───── TASK DATA

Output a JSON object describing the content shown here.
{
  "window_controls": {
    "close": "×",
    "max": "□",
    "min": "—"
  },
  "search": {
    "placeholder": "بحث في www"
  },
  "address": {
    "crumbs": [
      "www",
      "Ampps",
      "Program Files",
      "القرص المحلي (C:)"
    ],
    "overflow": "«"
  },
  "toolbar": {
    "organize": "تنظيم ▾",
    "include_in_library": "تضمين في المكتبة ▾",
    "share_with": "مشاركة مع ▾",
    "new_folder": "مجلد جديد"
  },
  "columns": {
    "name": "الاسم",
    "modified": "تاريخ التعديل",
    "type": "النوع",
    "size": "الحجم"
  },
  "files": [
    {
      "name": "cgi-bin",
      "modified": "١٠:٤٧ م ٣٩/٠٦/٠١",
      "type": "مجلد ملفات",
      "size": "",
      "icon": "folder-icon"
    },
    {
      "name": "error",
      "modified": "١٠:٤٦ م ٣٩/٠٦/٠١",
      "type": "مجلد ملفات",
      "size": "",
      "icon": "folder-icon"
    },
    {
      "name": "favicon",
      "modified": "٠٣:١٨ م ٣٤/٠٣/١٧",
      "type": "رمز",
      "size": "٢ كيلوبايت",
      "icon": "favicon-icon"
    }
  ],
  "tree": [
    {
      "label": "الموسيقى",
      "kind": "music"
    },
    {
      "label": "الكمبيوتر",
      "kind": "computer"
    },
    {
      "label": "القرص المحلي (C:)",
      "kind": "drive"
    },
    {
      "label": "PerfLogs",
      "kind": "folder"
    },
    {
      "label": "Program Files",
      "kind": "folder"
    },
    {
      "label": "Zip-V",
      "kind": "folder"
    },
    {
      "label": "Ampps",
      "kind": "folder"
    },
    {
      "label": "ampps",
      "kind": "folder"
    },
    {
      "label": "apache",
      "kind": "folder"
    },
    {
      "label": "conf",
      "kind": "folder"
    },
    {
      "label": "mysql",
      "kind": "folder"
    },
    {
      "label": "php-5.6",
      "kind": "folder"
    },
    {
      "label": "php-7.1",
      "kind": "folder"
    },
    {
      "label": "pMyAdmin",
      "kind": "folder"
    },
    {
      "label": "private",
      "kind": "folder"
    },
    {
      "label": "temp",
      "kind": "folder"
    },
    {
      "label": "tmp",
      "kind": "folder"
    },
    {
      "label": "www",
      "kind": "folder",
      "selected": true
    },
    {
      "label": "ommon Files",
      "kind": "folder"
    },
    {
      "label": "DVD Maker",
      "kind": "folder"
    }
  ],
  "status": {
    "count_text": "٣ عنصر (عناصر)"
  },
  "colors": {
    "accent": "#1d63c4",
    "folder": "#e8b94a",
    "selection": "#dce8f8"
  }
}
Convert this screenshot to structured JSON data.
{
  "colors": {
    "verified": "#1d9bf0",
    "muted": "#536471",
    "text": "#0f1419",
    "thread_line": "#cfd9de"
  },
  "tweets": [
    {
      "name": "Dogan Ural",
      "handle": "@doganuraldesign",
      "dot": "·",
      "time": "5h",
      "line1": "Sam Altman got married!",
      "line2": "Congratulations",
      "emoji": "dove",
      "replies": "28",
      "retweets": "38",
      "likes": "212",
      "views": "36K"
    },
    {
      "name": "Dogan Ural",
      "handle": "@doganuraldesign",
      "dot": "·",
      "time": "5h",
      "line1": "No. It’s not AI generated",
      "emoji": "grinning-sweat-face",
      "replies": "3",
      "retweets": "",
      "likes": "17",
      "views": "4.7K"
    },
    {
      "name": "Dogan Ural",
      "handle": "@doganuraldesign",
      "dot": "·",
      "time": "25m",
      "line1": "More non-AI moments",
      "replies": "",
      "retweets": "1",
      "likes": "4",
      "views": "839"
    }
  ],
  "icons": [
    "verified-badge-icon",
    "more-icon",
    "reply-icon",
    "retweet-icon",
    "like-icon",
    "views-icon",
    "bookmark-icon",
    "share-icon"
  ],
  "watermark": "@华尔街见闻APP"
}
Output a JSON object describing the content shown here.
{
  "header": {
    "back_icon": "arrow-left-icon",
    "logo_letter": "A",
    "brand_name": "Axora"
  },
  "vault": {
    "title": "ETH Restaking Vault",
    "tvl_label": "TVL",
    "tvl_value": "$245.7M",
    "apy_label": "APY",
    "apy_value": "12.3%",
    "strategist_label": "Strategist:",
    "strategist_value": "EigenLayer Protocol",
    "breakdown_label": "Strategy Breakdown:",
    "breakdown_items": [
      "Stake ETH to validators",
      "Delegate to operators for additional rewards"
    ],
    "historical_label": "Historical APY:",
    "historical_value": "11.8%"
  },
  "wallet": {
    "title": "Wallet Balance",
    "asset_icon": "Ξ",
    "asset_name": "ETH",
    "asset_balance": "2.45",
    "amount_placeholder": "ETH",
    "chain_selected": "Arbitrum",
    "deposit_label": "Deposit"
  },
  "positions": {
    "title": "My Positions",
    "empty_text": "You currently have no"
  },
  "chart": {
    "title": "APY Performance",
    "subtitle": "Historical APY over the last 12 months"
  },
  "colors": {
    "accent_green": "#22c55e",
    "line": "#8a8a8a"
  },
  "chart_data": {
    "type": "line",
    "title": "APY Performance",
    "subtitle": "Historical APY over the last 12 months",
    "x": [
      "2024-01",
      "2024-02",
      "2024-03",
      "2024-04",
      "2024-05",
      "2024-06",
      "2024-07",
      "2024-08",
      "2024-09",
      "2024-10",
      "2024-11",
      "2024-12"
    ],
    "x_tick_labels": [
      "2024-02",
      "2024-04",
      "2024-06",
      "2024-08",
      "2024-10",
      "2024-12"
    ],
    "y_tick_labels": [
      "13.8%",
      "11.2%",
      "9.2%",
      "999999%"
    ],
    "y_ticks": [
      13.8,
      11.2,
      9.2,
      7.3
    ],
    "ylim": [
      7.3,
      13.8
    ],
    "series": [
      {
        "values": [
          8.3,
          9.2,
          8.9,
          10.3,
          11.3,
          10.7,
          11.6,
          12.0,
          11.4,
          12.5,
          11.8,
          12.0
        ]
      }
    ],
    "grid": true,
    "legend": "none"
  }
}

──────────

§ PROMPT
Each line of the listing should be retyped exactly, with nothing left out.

§ TASK SOLUTION
Output a JSON object describing the content shown here.
{
  "window_controls": {
    "close": "×",
    "max": "□",
    "min": "—"
  },
  "search": {
    "placeholder": "بحث في www"
  },
  "address": {
    "crumbs": [
      "www",
      "Ampps",
      "Program Files",
      "القرص المحلي (C:)"
    ],
    "overflow": "«"
  },
  "toolbar": {
    "organize": "تنظيم ▾",
    "include_in_library": "تضمين في المكتبة ▾",
    "share_with": "مشاركة مع ▾",
    "new_folder": "مجلد جديد"
  },
  "columns": {
    "name": "الاسم",
    "modified": "تاريخ التعديل",
    "type": "النوع",
    "size": "الحجم"
  },
  "files": [
    {
      "name": "cgi-bin",
      "modified": "١٠:٤٧ م ٣٩/٠٦/٠١",
      "type": "مجلد ملفات",
      "size": "",
      "icon": "folder-icon"
    },
    {
      "name": "error",
      "modified": "١٠:٤٦ م ٣٩/٠٦/٠١",
      "type": "مجلد ملفات",
      "size": "",
      "icon": "folder-icon"
    },
    {
      "name": "favicon",
      "modified": "٠٣:١٨ م ٣٤/٠٣/١٧",
      "type": "رمز",
      "size": "٢ كيلوبايت",
      "icon": "favicon-icon"
    }
  ],
  "tree": [
    {
      "label": "الموسيقى",
      "kind": "music"
    },
    {
      "label": "الكمبيوتر",
      "kind": "computer"
    },
    {
      "label": "القرص المحلي (C:)",
      "kind": "drive"
    },
    {
      "label": "PerfLogs",
      "kind": "folder"
    },
    {
      "label": "Program Files",
      "kind": "folder"
    },
    {
      "label": "Zip-V",
      "kind": "folder"
    },
    {
      "label": "Ampps",
      "kind": "folder"
    },
    {
      "label": "ampps",
      "kind": "folder"
    },
    {
      "label": "apache",
      "kind": "folder"
    },
    {
      "label": "conf",
      "kind": "folder"
    },
    {
      "label": "mysql",
      "kind": "folder"
    },
    {
      "label": "php-5.6",
      "kind": "folder"
    },
    {
      "label": "php-7.1",
      "kind": "folder"
    },
    {
      "label": "pMyAdmin",
      "kind": "folder"
    },
    {
      "label": "private",
      "kind": "folder"
    },
    {
      "label": "temp",
      "kind": "folder"
    },
    {
      "label": "tmp",
      "kind": "folder"
    },
    {
      "label": "www",
      "kind": "folder",
      "selected": true
    },
    {
      "label": "ommon Files",
      "kind": "folder"
    },
    {
      "label": "DVD Maker",
      "kind": "folder"
    }
  ],
  "status": {
    "count_text": "٣ عنصر (عناصر)"
  },
  "colors": {
    "accent": "#1d63c4",
    "folder": "#e8b94a",
    "selection": "#dce8f8"
  }
}
Convert this screenshot to structured JSON data.
{
  "colors": {
    "verified": "#1d9bf0",
    "muted": "#536471",
    "text": "#0f1419",
    "thread_line": "#cfd9de"
  },
  "tweets": [
    {
      "name": "Dogan Ural",
      "handle": "@doganuraldesign",
      "dot": "·",
      "time": "5h",
      "line1": "Sam Altman got married!",
      "line2": "Congratulations",
      "emoji": "dove",
      "replies": "28",
      "retweets": "38",
      "likes": "212",
      "views": "36K"
    },
    {
      "name": "Dogan Ural",
      "handle": "@doganuraldesign",
      "dot": "·",
      "time": "5h",
      "line1": "No. It’s not AI generated",
      "emoji": "grinning-sweat-face",
      "replies": "3",
      "retweets": "",
      "likes": "17",
      "views": "4.7K"
    },
    {
      "name": "Dogan Ural",
      "handle": "@doganuraldesign",
      "dot": "·",
      "time": "25m",
      "line1": "More non-AI moments",
      "replies": "",
      "retweets": "1",
      "likes": "4",
      "views": "839"
    }
  ],
  "icons": [
    "verified-badge-icon",
    "more-icon",
    "reply-icon",
    "retweet-icon",
    "like-icon",
    "views-icon",
    "bookmark-icon",
    "share-icon"
  ],
  "watermark": "@华尔街见闻APP"
}
Output a JSON object describing the content shown here.
{
  "header": {
    "back_icon": "arrow-left-icon",
    "logo_letter": "A",
    "brand_name": "Axora"
  },
  "vault": {
    "title": "ETH Restaking Vault",
    "tvl_label": "TVL",
    "tvl_value": "$245.7M",
    "apy_label": "APY",
    "apy_value": "12.3%",
    "strategist_label": "Strategist:",
    "strategist_value": "EigenLayer Protocol",
    "breakdown_label": "Strategy Breakdown:",
    "breakdown_items": [
      "Stake ETH to validators",
      "Delegate to operators for additional rewards"
    ],
    "historical_label": "Historical APY:",
    "historical_value": "11.8%"
  },
  "wallet": {
    "title": "Wallet Balance",
    "asset_icon": "Ξ",
    "asset_name": "ETH",
    "asset_balance": "2.45",
    "amount_placeholder": "ETH",
    "chain_selected": "Arbitrum",
    "deposit_label": "Deposit"
  },
  "positions": {
    "title": "My Positions",
    "empty_text": "You currently have no"
  },
  "chart": {
    "title": "APY Performance",
    "subtitle": "Historical APY over the last 12 months"
  },
  "colors": {
    "accent_green": "#22c55e",
    "line": "#8a8a8a"
  },
  "chart_data": {
    "type": "line",
    "title": "APY Performance",
    "subtitle": "Historical APY over the last 12 months",
    "x": [
      "2024-01",
      "2024-02",
      "2024-03",
      "2024-04",
      "2024-05",
      "2024-06",
      "2024-07",
      "2024-08",
      "2024-09",
      "2024-10",
      "2024-11",
      "2024-12"
    ],
    "x_tick_labels": [
      "2024-02",
      "2024-04",
      "2024-06",
      "2024-08",
      "2024-10",
      "2024-12"
    ],
    "y_tick_labels": [
      "13.8%",
      "11.2%",
      "9.2%",
      "999999%"
    ],
    "y_ticks": [
      13.8,
      11.2,
      9.2,
      7.3
    ],
    "ylim": [
      7.3,
      13.8
    ],
    "series": [
      {
        "values": [
          8.3,
          9.2,
          8.9,
          10.3,
          11.3,
          10.7,
          11.6,
          12.0,
          11.4,
          12.5,
          11.8,
          12.0
        ]
      }
    ],
    "grid": true,
    "legend": "none"
  }
}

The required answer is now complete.